M. Gimpel's historical bicycle-ride would be innocent and amusing enough, except that he also indulges in a totally unsupported pessimism about the future of Western technology: The economic depression that struck Europe in the fourteenth century was followed • ultimately by economic and technological recovery. But the depression we have
moved into will have no end. We can anticipate centuries of decline and exhaustion. There will be no further industrial revolution in the cycles of our Western civilisation.
There is reasonable evidence that such Western institutions as liberal universities and parliamentary democracy may be in jeopardy over the next few decades, but no evidence at all for Gimpel's contention. Quite apart from existing technologies where there are obvious possibilities for important developments (such as microelectronics, solar energy and recycling), we are said to be living in a period of great innovation in theoretical physics, whose indirect effects nobody can predict. David Knight's The Nature of Science is a careful explanation for the layman of recent work in the history of science. Its virtues are exactly those which should gi.ve us some faith that, after all, our universities have had a measure of success over the centuries in dispelling ignorance. Above all It is scrupulously sensitive to questions of method—such questions as how we should approach the past most productively, or what it can mean to try and make a subject more 'scientific.' In the first chapter, for instance, which is particularly well-rounded, he praises T. S. Kuhn's distinction between revolutionary science and ' puzzle-solving science, as a useful antidote to ideas of continuous progress; but he then criticises Kuhn for excessive emphasis on heroic 'breakthroughs.' Later chapters draw on Mr Knight's own researches on zoological innstrations and nineteeth-century chemical theory; and introduce some useful material on the influence of scientific societies and journals, and on the differences between British and Continental styles in science. But given his aim of studying science as part of culture, Mr Knight might have clevoted more space to the anti-science move" ment. He rightly comments that this is at least as old as Blake and Goethe, rather th.an a novelty of the 'seventies, but otherwise confines himself to vague disapproval. (M. Gimpel's book gives more prominence t° the anti-science movement and its supPosed mediaeval equivalents, the 'superstitious arts and occult sciences' of the late middle ages, such as alchemy and astrology; but fails to add that Newton was deeply read in alchemy, and that Kepler cast horoscopes fbr a living.) The present anti-science movement, may be broadly divided into an irrationalist or mystical wing (the counter-culture) and .a neo-Marxist wing. Those who oppose an scientism need not worry very much, be: cause the two wings are incompatible and
probably self-cancelling. But for a long there has been a sustained critique
there has been a sustained critique
undue dominance of science and technologYr in our civilisation, acritique which is neithe irrational nor necessarily associated witn the political left—as the names of Burke, Newman, T. E. Hulme and Leavis dem:endstrate, though certainly it has borro passion from the left at times.

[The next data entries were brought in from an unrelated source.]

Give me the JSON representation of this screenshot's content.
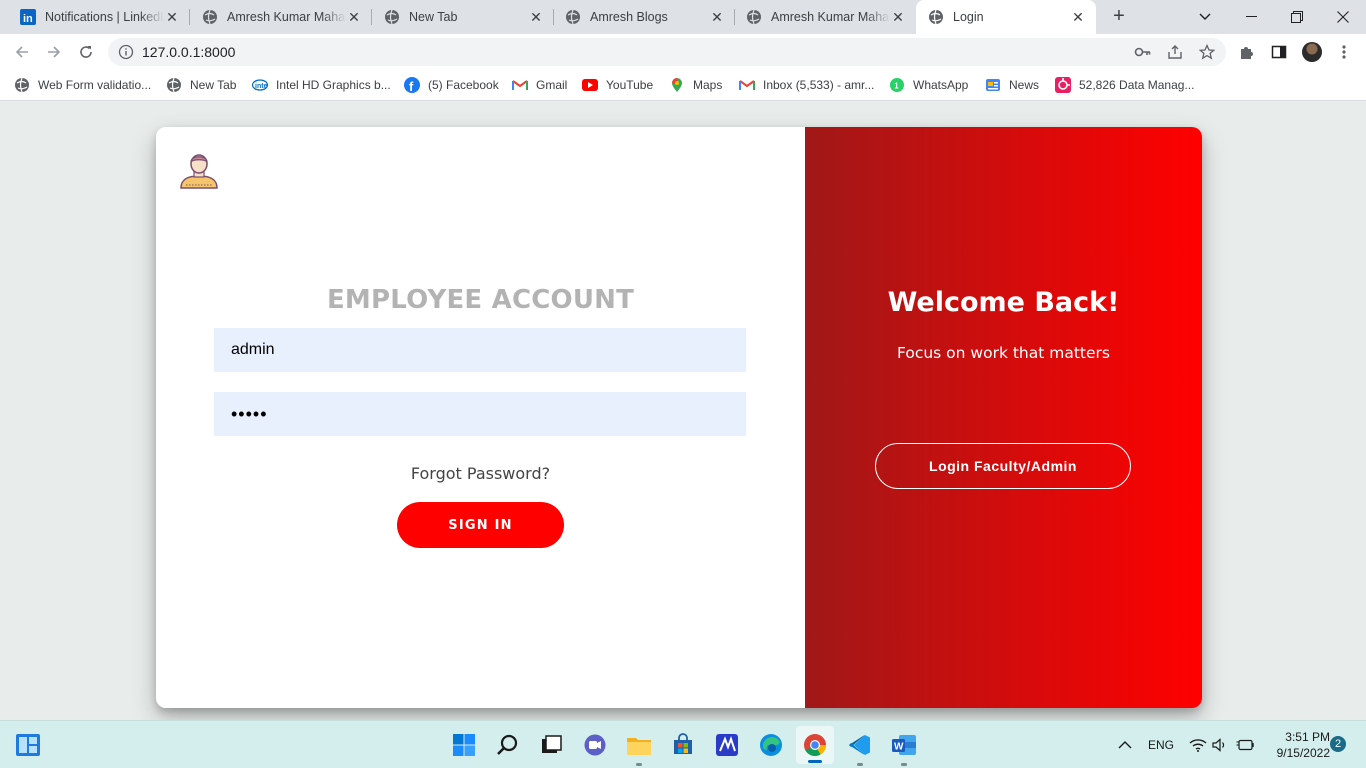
{
  "browser": {
    "tabs": [
      {
        "title": "Notifications | LinkedIn",
        "icon": "linkedin-icon",
        "active": false
      },
      {
        "title": "Amresh Kumar Mahato",
        "icon": "globe-icon",
        "active": false
      },
      {
        "title": "New Tab",
        "icon": "globe-icon",
        "active": false
      },
      {
        "title": "Amresh Blogs",
        "icon": "globe-icon",
        "active": false
      },
      {
        "title": "Amresh Kumar Mahato",
        "icon": "globe-icon",
        "active": false
      },
      {
        "title": "Login",
        "icon": "globe-icon",
        "active": true
      }
    ],
    "address": "127.0.0.1:8000",
    "bookmarks": [
      {
        "label": "Web Form validatio...",
        "icon": "globe-icon"
      },
      {
        "label": "New Tab",
        "icon": "globe-icon"
      },
      {
        "label": "Intel HD Graphics b...",
        "icon": "intel-icon"
      },
      {
        "label": "(5) Facebook",
        "icon": "facebook-icon"
      },
      {
        "label": "Gmail",
        "icon": "gmail-icon"
      },
      {
        "label": "YouTube",
        "icon": "youtube-icon"
      },
      {
        "label": "Maps",
        "icon": "maps-icon"
      },
      {
        "label": "Inbox (5,533) - amr...",
        "icon": "gmail-icon"
      },
      {
        "label": "WhatsApp",
        "icon": "whatsapp-icon"
      },
      {
        "label": "News",
        "icon": "news-icon"
      },
      {
        "label": "52,826 Data Manag...",
        "icon": "data-icon"
      }
    ]
  },
  "login": {
    "title": "EMPLOYEE ACCOUNT",
    "username_value": "admin",
    "password_value": "•••••",
    "forgot_label": "Forgot Password?",
    "signin_label": "SIGN IN"
  },
  "welcome": {
    "title": "Welcome Back!",
    "subtitle": "Focus on work that matters",
    "admin_button_label": "Login Faculty/Admin"
  },
  "colors": {
    "accent": "#ff0000",
    "panel_gradient_start": "#a01818",
    "panel_gradient_end": "#ff0000",
    "input_bg": "#e8f0fe",
    "title_gray": "#b3b3b3"
  },
  "taskbar": {
    "language": "ENG",
    "time": "3:51 PM",
    "date": "9/15/2022",
    "notification_count": "2"
  }
}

Since science and technology are, as Mr Knight puts it, forms of 'complex activity,' not autonomous forces, there is no obvious reason to put limits to their resourcefulness to develop and adapt. The task of guiding such adaptation should be a central concern of our cultural institutions.